> **Assignment**
The whole listing below is to be copied exactly, with every picture left out.

Source material: Begin

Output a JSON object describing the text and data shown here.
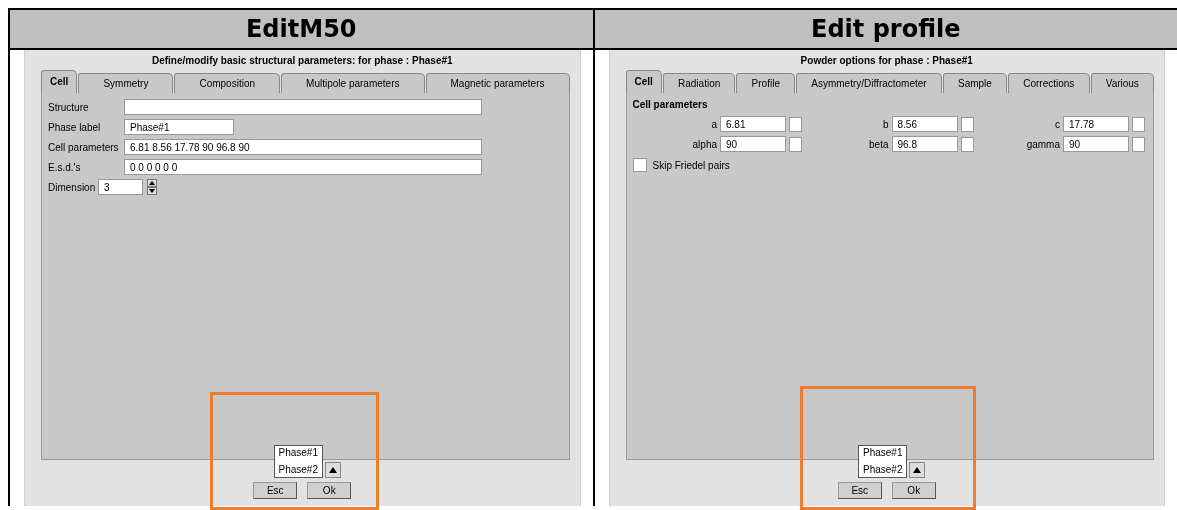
{
  "columns": [
    {
      "heading": "EditM50",
      "dialog": {
        "kind": "form",
        "title": "Define/modify basic structural parameters: for phase : Phase#1",
        "tabs": [
          {
            "label": "Cell",
            "selected": true
          },
          {
            "label": "Symmetry",
            "selected": false
          },
          {
            "label": "Composition",
            "selected": false
          },
          {
            "label": "Multipole parameters",
            "selected": false
          },
          {
            "label": "Magnetic parameters",
            "selected": false
          }
        ],
        "fields": [
          {
            "kind": "text",
            "label": "Structure"
          },
          {
            "kind": "short",
            "label": "Phase label",
            "value": "Phase#1"
          },
          {
            "kind": "text",
            "label": "Cell parameters",
            "value": "6.81 8.56 17.78 90 96.8 90"
          },
          {
            "kind": "text",
            "label": "E.s.d.'s",
            "value": "0 0 0 0 0 0"
          },
          {
            "kind": "spin",
            "label": "Dimension",
            "value": "3"
          }
        ],
        "phase_list": [
          "Phase#1",
          "Phase#2"
        ],
        "buttons": [
          "Esc",
          "Ok"
        ]
      }
    },
    {
      "heading": "Edit profile",
      "dialog": {
        "kind": "grid",
        "title": "Powder options for phase : Phase#1",
        "tabs": [
          {
            "label": "Cell",
            "selected": true
          },
          {
            "label": "Radiation",
            "selected": false
          },
          {
            "label": "Profile",
            "selected": false
          },
          {
            "label": "Asymmetry/Diffractometer",
            "selected": false
          },
          {
            "label": "Sample",
            "selected": false
          },
          {
            "label": "Corrections",
            "selected": false
          },
          {
            "label": "Various",
            "selected": false
          }
        ],
        "section": "Cell parameters",
        "cells": [
          {
            "label": "a",
            "value": "6.81",
            "checked": false
          },
          {
            "label": "b",
            "value": "8.56",
            "checked": false
          },
          {
            "label": "c",
            "value": "17.78",
            "checked": false
          },
          {
            "label": "alpha",
            "value": "90",
            "checked": false
          },
          {
            "label": "beta",
            "value": "96.8",
            "checked": false
          },
          {
            "label": "gamma",
            "value": "90",
            "checked": false
          }
        ],
        "checkboxes": [
          {
            "label": "Skip Friedel pairs",
            "checked": false
          }
        ],
        "phase_list": [
          "Phase#1",
          "Phase#2"
        ],
        "buttons": [
          "Esc",
          "Ok"
        ]
      }
    }
  ]
}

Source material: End

> **Output**
Output a JSON object describing the text and data shown here.
{
  "columns": [
    {
      "heading": "EditM50",
      "dialog": {
        "kind": "form",
        "title": "Define/modify basic structural parameters: for phase : Phase#1",
        "tabs": [
          {
            "label": "Cell",
            "selected": true
          },
          {
            "label": "Symmetry",
            "selected": false
          },
          {
            "label": "Composition",
            "selected": false
          },
          {
            "label": "Multipole parameters",
            "selected": false
          },
          {
            "label": "Magnetic parameters",
            "selected": false
          }
        ],
        "fields": [
          {
            "kind": "text",
            "label": "Structure"
          },
          {
            "kind": "short",
            "label": "Phase label",
            "value": "Phase#1"
          },
          {
            "kind": "text",
            "label": "Cell parameters",
            "value": "6.81 8.56 17.78 90 96.8 90"
          },
          {
            "kind": "text",
            "label": "E.s.d.'s",
            "value": "0 0 0 0 0 0"
          },
          {
            "kind": "spin",
            "label": "Dimension",
            "value": "3"
          }
        ],
        "phase_list": [
          "Phase#1",
          "Phase#2"
        ],
        "buttons": [
          "Esc",
          "Ok"
        ]
      }
    },
    {
      "heading": "Edit profile",
      "dialog": {
        "kind": "grid",
        "title": "Powder options for phase : Phase#1",
        "tabs": [
          {
            "label": "Cell",
            "selected": true
          },
          {
            "label": "Radiation",
            "selected": false
          },
          {
            "label": "Profile",
            "selected": false
          },
          {
            "label": "Asymmetry/Diffractometer",
            "selected": false
          },
          {
            "label": "Sample",
            "selected": false
          },
          {
            "label": "Corrections",
            "selected": false
          },
          {
            "label": "Various",
            "selected": false
          }
        ],
        "section": "Cell parameters",
        "cells": [
          {
            "label": "a",
            "value": "6.81",
            "checked": false
          },
          {
            "label": "b",
            "value": "8.56",
            "checked": false
          },
          {
            "label": "c",
            "value": "17.78",
            "checked": false
          },
          {
            "label": "alpha",
            "value": "90",
            "checked": false
          },
          {
            "label": "beta",
            "value": "96.8",
            "checked": false
          },
          {
            "label": "gamma",
            "value": "90",
            "checked": false
          }
        ],
        "checkboxes": [
          {
            "label": "Skip Friedel pairs",
            "checked": false
          }
        ],
        "phase_list": [
          "Phase#1",
          "Phase#2"
        ],
        "buttons": [
          "Esc",
          "Ok"
        ]
      }
    }
  ]
}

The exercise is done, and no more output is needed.